The maximum benefit will vary from one policy to another, as will the deductible for medical care; it’s common to see deductibles that range from $0 to more than $25,000. In addition to an overall benefit maximum, travel policies will generally have specific benefit caps for certain covered circumstances, such as a per-item limit on how much the policy will pay for lost luggage.
Travel insurance can provide coverage for a trip that lasts just a week, or for a multi-month excursion. And if you’re planning multiple trips within a single year, an annual (multi-trip) policy might be the best fit, as it will provide coverage for all of the trips without the need for multiple applications.
Some insurers offer travel policies that can remain in force for one to three years. Policies with longer terms can be suitable for expats and will often provide routine/preventive as well as emergency medical coverage. (Shorter-term travel medical policies will generally only cover unexpected emergency care.)
What’s not covered by a travel policy?
Travel insurance policies vary in terms of what they don’t cover, so it’s important to understand the policy details and exclusion list.
Travel insurance policies generally don’t cover pre-existing medical conditions unless the policy has a pre-existing medical condition waiver or provides benefits for acute reoccurance of a pre-existing condition.
It’s common for travel insurance policies to have exclusions for pregnancy/maternity benefits, or claims that stem from illegal activities or drug/alcohol use. Some policies exclude COVID-related claims.
Some policies also exclude coverage for risky activities or sports. But if your itinerary includes activities such as hot air ballooning, skydiving, scuba diving, whitewater rafting, or zip lining, you can find travel insurance policies that offer coverage for high-risk activities via an adventure sports add-on/rider.
The trip cancellation portion of travel insurance varies depending on whether you buy a policy that allows you to cancel for any reason (including just changing your mind about the trip), or only for involuntary reasons that may be specifically enumerated by the policy – such as jury duty, the death of a family member, or an illness that prevents travel and is certified by a doctor.
How can I get travel insurance?
You can shop for travel insurance online, directly from an insurer that offers it. You can use the free quote tool at the top of this page to compare travel insurance policies offered by several different companies.

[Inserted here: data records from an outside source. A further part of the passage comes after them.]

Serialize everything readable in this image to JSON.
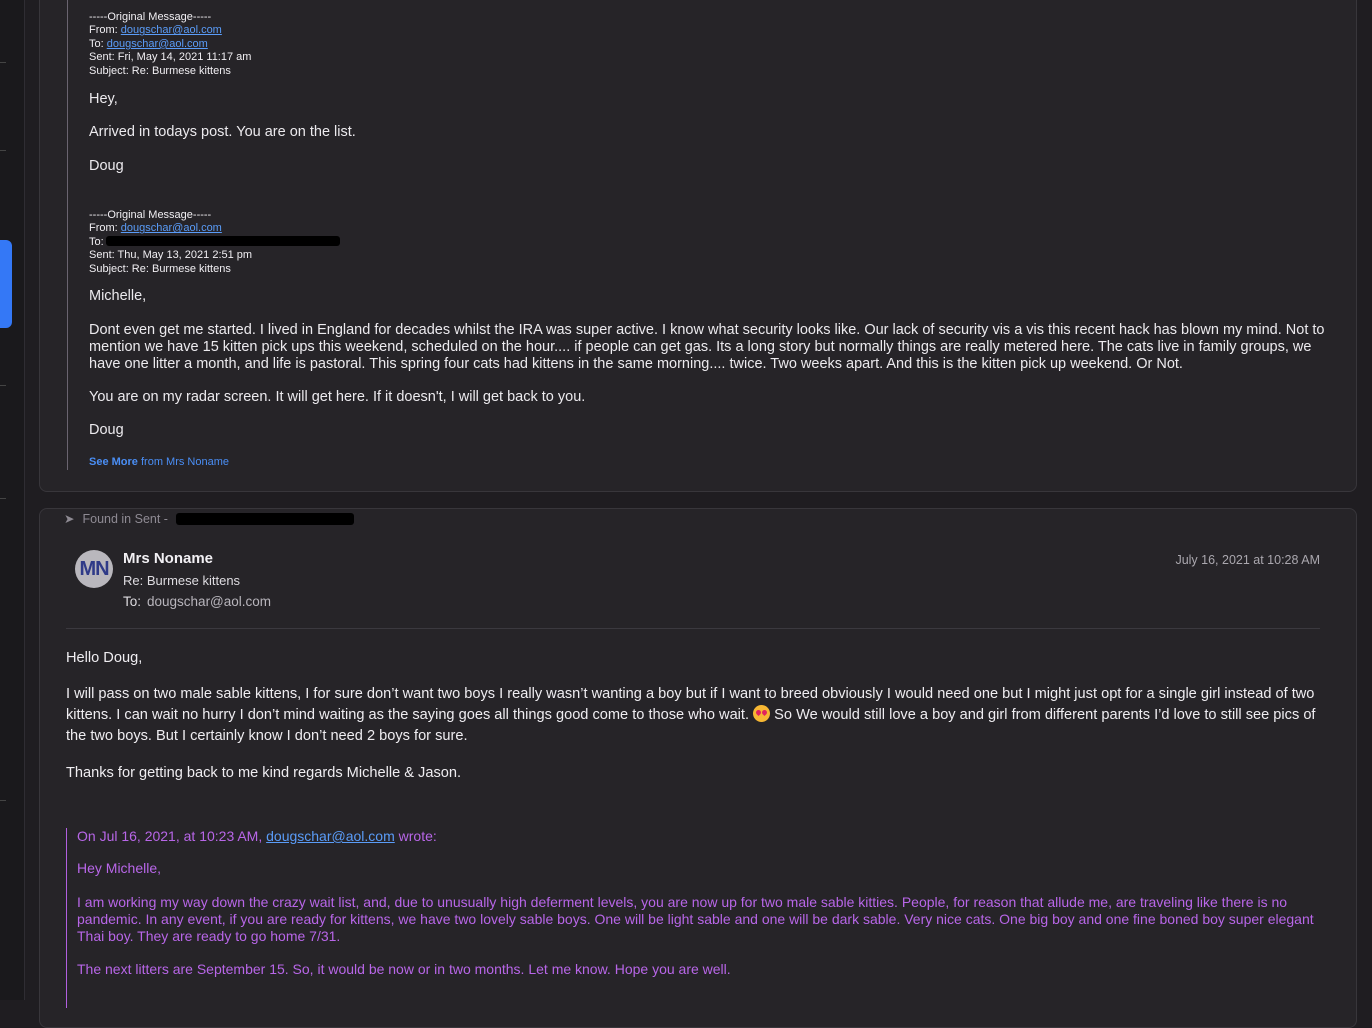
{
  "message1": {
    "header1": {
      "original_line": "-----Original Message-----",
      "from_label": "From:",
      "from": "dougschar@aol.com",
      "to_label": "To:",
      "to": "dougschar@aol.com",
      "sent": "Sent: Fri, May 14, 2021 11:17 am",
      "subject": "Subject: Re: Burmese kittens"
    },
    "greeting": "Hey,",
    "line1": "Arrived in todays post. You are on the list.",
    "signoff": "Doug",
    "header2": {
      "original_line": "-----Original Message-----",
      "from_label": "From:",
      "from": "dougschar@aol.com",
      "to_label": "To:",
      "sent": "Sent: Thu, May 13, 2021 2:51 pm",
      "subject": "Subject: Re: Burmese kittens"
    },
    "greeting2": "Michelle,",
    "paragraph": "Dont even get me started. I lived in England for decades whilst the IRA was super active. I know what security looks like. Our lack of security vis a vis this recent hack has blown my mind. Not to mention we have 15 kitten pick ups this weekend, scheduled on the hour.... if people can get gas. Its a long story but normally things are really metered here. The cats live in family groups, we have one litter a month, and life is pastoral. This spring four cats had kittens in the same morning.... twice. Two weeks apart. And this is the kitten pick up weekend. Or Not.",
    "radar": "You are on my radar screen. It will get here. If it doesn't, I will get back to you.",
    "signoff2": "Doug",
    "see_more": "See More",
    "see_more_from": "from Mrs Noname"
  },
  "message2": {
    "found_in": "Found in Sent -",
    "avatar_initials": "MN",
    "sender": "Mrs Noname",
    "subject": "Re: Burmese kittens",
    "to_label": "To:",
    "to": "dougschar@aol.com",
    "date": "July 16, 2021 at 10:28 AM",
    "greeting": "Hello Doug,",
    "para1": "I will pass on two male sable kittens, I for sure don’t want two boys I really wasn’t wanting a boy but if I want to breed obviously I would need one but I might just opt for a single girl instead of two kittens. I can wait no hurry I don’t mind waiting as the saying goes all things good come to those who wait.",
    "para1b": "So We would still love a boy and girl from different parents I’d love to still see pics of the two boys. But I certainly know I don’t need 2 boys for sure.",
    "para2": "Thanks for getting back to me kind regards Michelle & Jason.",
    "quote_intro_pre": "On Jul 16, 2021, at 10:23 AM,",
    "quote_intro_email": "dougschar@aol.com",
    "quote_intro_post": "wrote:",
    "quote_greeting": "Hey Michelle,",
    "quote_para1": "I am working my way down the crazy wait list, and, due to unusually high deferment levels, you are now up for two male sable kitties. People, for reason that allude me, are traveling like there is no pandemic. In any event, if you are ready for kittens, we have two lovely sable boys. One will be light sable and one will be dark sable. Very nice cats. One big boy and one fine boned boy super elegant Thai boy. They are ready to go home 7/31.",
    "quote_para2": "The next litters are September 15. So, it would be now or in two months. Let me know. Hope you are well."
  }
}
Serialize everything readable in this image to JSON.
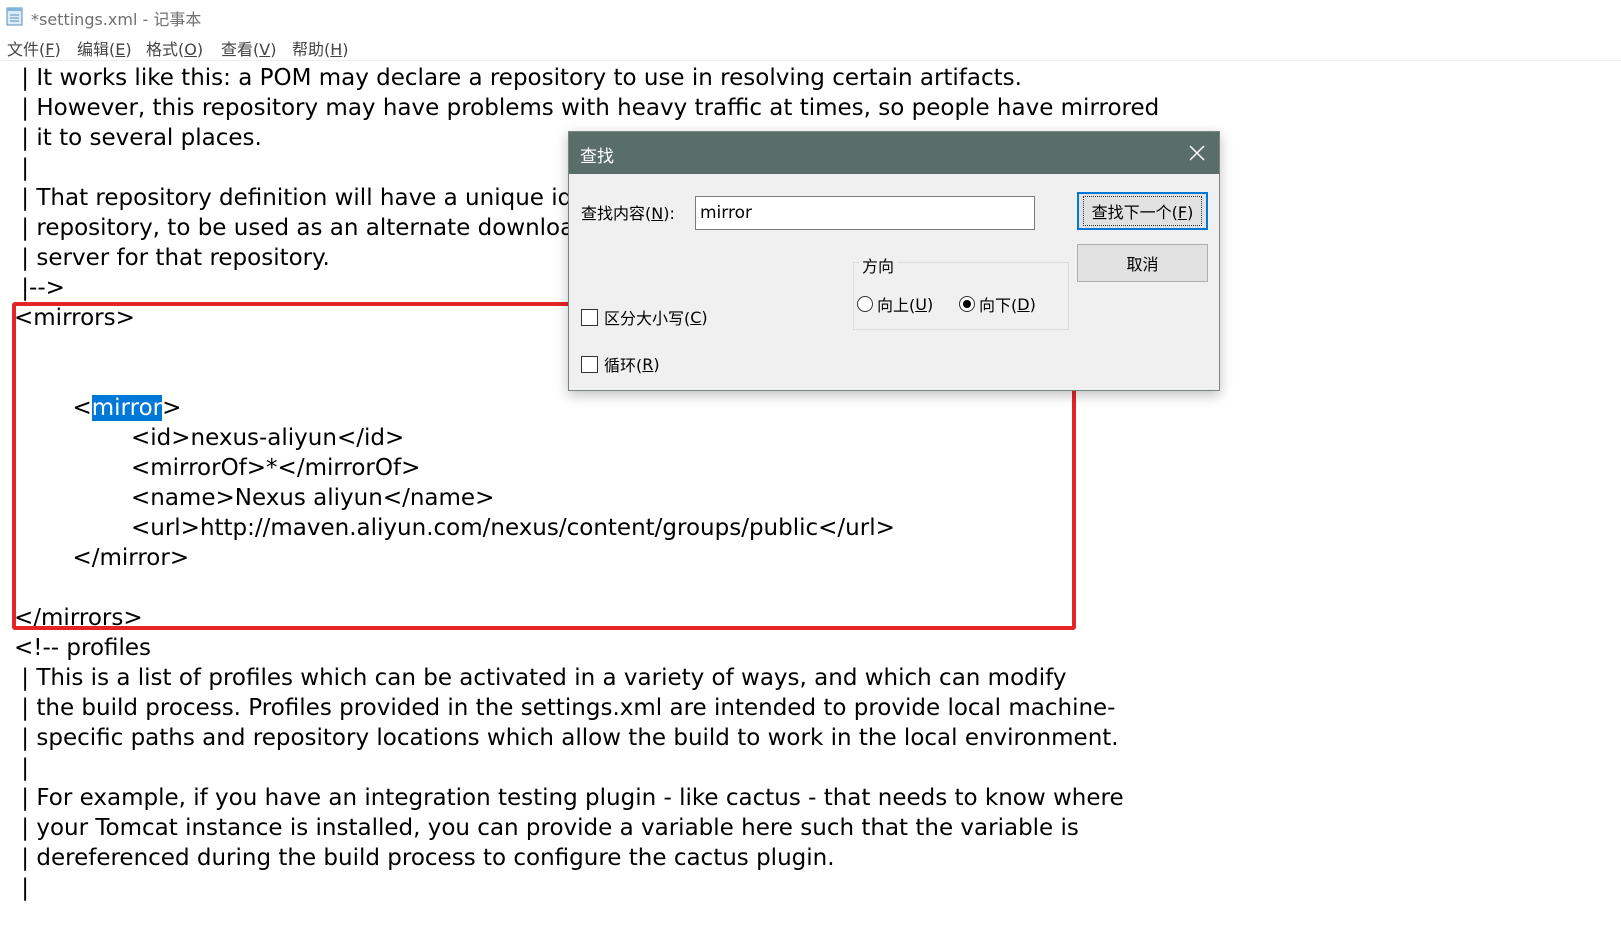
{
  "window": {
    "title": "*settings.xml - 记事本",
    "icon": "notepad-icon"
  },
  "menu": [
    {
      "label": "文件(",
      "mnemonic": "F",
      "suffix": ")"
    },
    {
      "label": "编辑(",
      "mnemonic": "E",
      "suffix": ")"
    },
    {
      "label": "格式(",
      "mnemonic": "O",
      "suffix": ")"
    },
    {
      "label": "查看(",
      "mnemonic": "V",
      "suffix": ")"
    },
    {
      "label": "帮助(",
      "mnemonic": "H",
      "suffix": ")"
    }
  ],
  "editor": {
    "lines": [
      " | It works like this: a POM may declare a repository to use in resolving certain artifacts.",
      " | However, this repository may have problems with heavy traffic at times, so people have mirrored",
      " | it to several places.",
      " |",
      " | That repository definition will have a unique id, s",
      " | repository, to be used as an alternate download",
      " | server for that repository.",
      " |-->",
      "<mirrors>",
      "",
      "",
      "",
      "                <id>nexus-aliyun</id>",
      "                <mirrorOf>*</mirrorOf>",
      "                <name>Nexus aliyun</name>",
      "                <url>http://maven.aliyun.com/nexus/content/groups/public</url>",
      "        </mirror>",
      "",
      "</mirrors>",
      "<!-- profiles",
      " | This is a list of profiles which can be activated in a variety of ways, and which can modify",
      " | the build process. Profiles provided in the settings.xml are intended to provide local machine-",
      " | specific paths and repository locations which allow the build to work in the local environment.",
      " |",
      " | For example, if you have an integration testing plugin - like cactus - that needs to know where",
      " | your Tomcat instance is installed, you can provide a variable here such that the variable is",
      " | dereferenced during the build process to configure the cactus plugin.",
      " |"
    ],
    "mirror_line": {
      "before": "        <",
      "selected": "mirror",
      "after": ">"
    },
    "selection_color": "#0078d7",
    "annotation_color": "#e52424"
  },
  "find_dialog": {
    "title": "查找",
    "find_label": "查找内容(",
    "find_mnemonic": "N",
    "find_suffix": "):",
    "find_value": "mirror",
    "find_next_label": "查找下一个(",
    "find_next_mnemonic": "F",
    "find_next_suffix": ")",
    "cancel_label": "取消",
    "direction_label": "方向",
    "up_label": "向上(",
    "up_mnemonic": "U",
    "up_suffix": ")",
    "down_label": "向下(",
    "down_mnemonic": "D",
    "down_suffix": ")",
    "direction_selected": "down",
    "match_case_label": "区分大小写(",
    "match_case_mnemonic": "C",
    "match_case_suffix": ")",
    "match_case_checked": false,
    "wrap_label": "循环(",
    "wrap_mnemonic": "R",
    "wrap_suffix": ")",
    "wrap_checked": false,
    "titlebar_color": "#5a6e69"
  }
}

You can also buy coverage offered by a travel agent or airline. (Airlines often partner with an insurance company to offer this benefit.) But it’s wise to consider multiple options before selecting a policy.
To buy travel insurance, you’ll need to provide basic information about the trip and people who will be traveling. This will include the departure and return dates, your destinations, the cost of the trip, and ages of the travelers.

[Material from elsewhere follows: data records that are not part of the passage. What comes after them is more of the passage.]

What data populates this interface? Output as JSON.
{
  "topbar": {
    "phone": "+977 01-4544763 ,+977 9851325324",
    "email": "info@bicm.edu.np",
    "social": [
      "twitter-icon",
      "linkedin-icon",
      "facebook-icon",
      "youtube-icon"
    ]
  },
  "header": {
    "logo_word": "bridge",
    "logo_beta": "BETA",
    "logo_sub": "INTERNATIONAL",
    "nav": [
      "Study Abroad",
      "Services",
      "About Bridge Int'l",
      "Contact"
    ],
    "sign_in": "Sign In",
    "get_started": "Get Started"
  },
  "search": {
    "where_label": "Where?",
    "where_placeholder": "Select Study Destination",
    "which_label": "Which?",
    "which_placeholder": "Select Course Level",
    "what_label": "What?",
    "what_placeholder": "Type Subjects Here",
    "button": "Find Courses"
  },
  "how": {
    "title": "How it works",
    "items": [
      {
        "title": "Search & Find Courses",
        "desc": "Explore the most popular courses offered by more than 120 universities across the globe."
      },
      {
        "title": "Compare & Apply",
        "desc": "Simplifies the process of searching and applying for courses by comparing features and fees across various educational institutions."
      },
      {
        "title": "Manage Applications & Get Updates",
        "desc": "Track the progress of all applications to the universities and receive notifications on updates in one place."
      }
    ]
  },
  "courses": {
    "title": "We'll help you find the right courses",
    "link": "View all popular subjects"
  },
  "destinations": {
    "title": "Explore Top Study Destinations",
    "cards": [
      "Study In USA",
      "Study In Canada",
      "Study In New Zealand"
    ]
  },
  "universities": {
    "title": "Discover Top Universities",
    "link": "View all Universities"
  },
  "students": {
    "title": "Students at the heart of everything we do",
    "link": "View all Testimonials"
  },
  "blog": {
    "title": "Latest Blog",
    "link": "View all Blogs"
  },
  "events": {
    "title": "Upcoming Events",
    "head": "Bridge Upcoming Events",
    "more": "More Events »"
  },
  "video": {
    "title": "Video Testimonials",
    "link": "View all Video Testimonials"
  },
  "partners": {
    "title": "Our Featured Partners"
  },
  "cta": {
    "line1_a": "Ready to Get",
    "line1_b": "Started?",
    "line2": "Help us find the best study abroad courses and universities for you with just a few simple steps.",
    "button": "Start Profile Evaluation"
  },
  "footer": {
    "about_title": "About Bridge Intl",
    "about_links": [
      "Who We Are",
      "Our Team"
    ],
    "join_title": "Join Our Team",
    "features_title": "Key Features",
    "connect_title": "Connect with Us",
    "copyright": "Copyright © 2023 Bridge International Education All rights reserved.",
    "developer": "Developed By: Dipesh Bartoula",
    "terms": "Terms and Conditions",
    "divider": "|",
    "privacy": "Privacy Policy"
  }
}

In general, it’s a good idea to purchase travel insurance around the same that that you book your trip. If you wait until closer to the travel date, you may not be able to obtain a waiver to cover pre-existing conditions or comprehensive trip cancellation coverage. This would mean that you would not have access to coverage for pre-existing conditions or cancel-for-any-reason trip cancellation reimbursement.

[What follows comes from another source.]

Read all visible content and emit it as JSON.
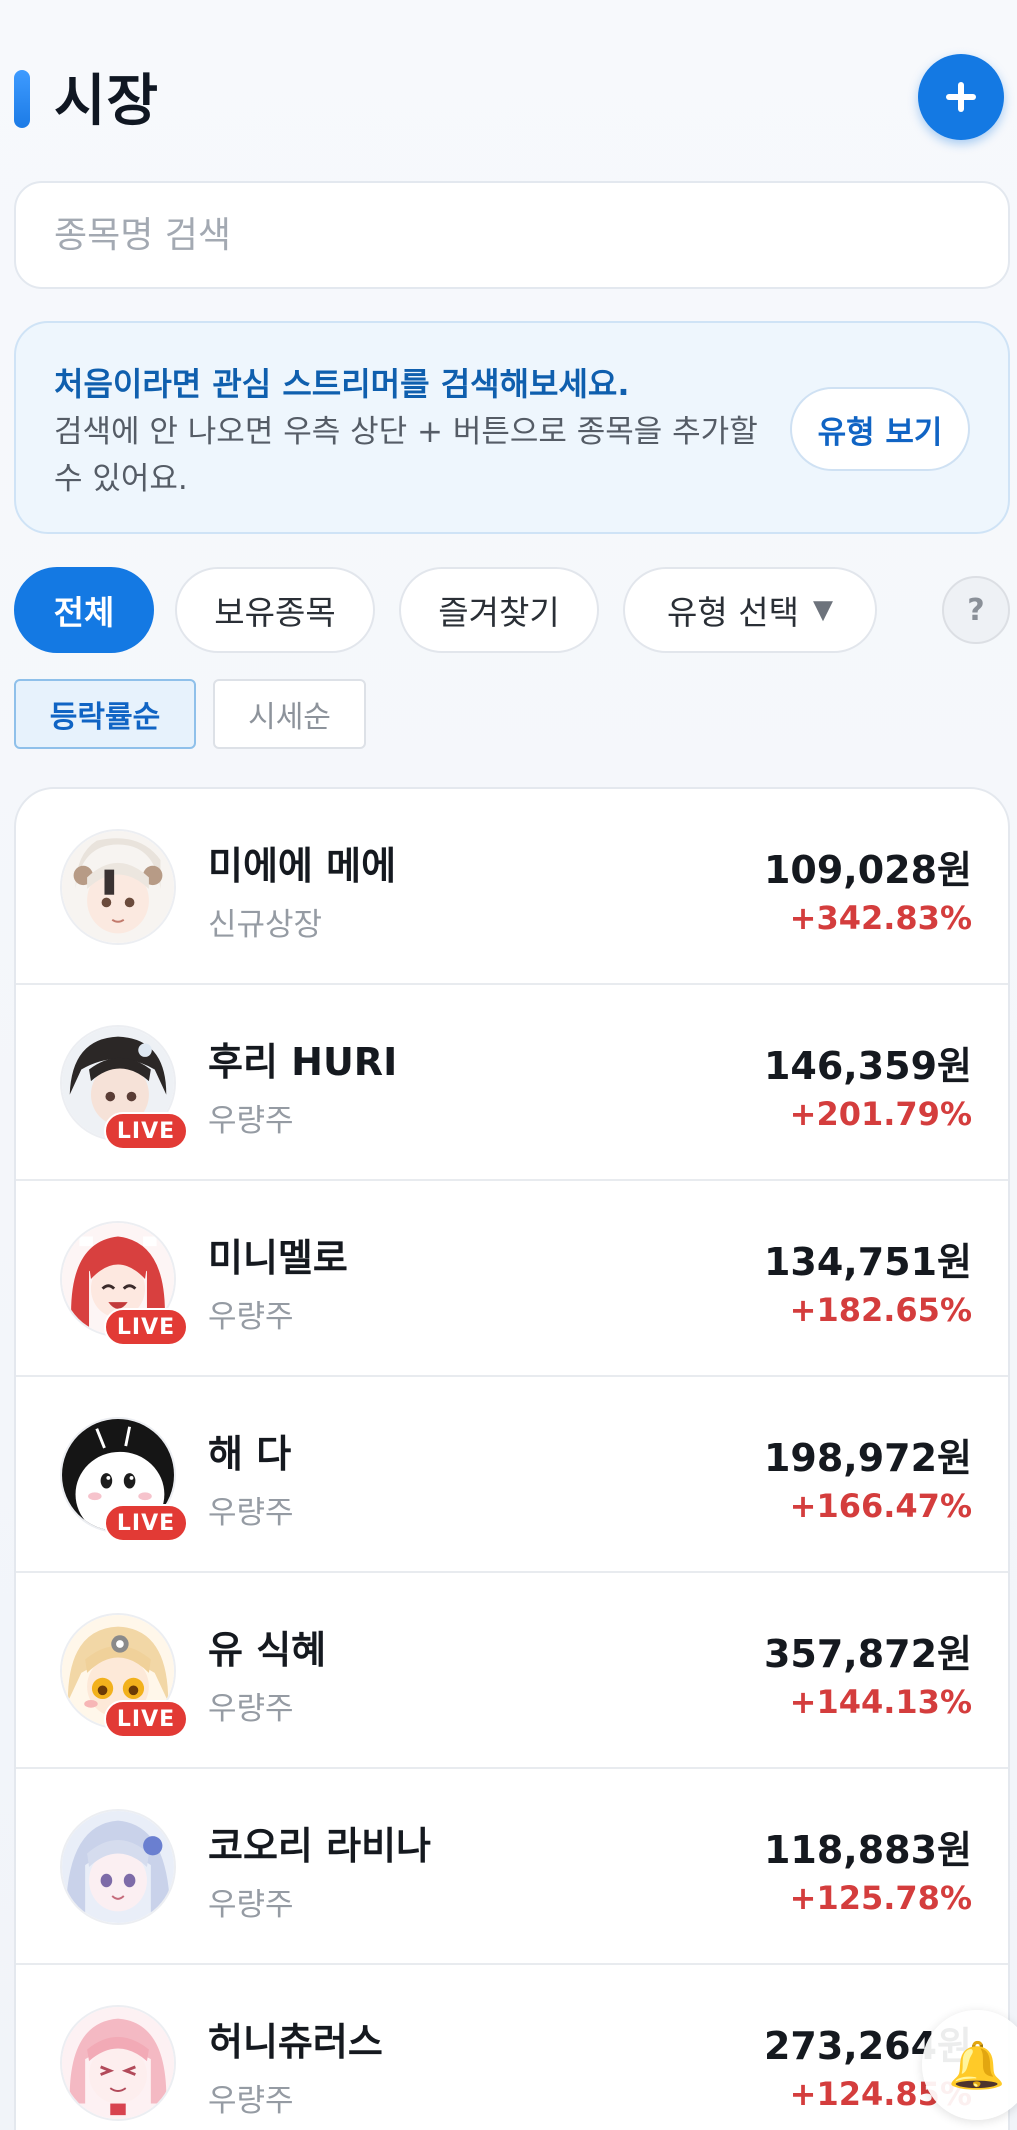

Louise Norris is an individual health insurance broker who has been writing about health insurance and health reform since 2006. She has written dozens of opinions and educational pieces about the Affordable Care Act for healthinsurance.org. Her state health exchange updates are regularly cited by media who cover health reform and by other health insurance experts.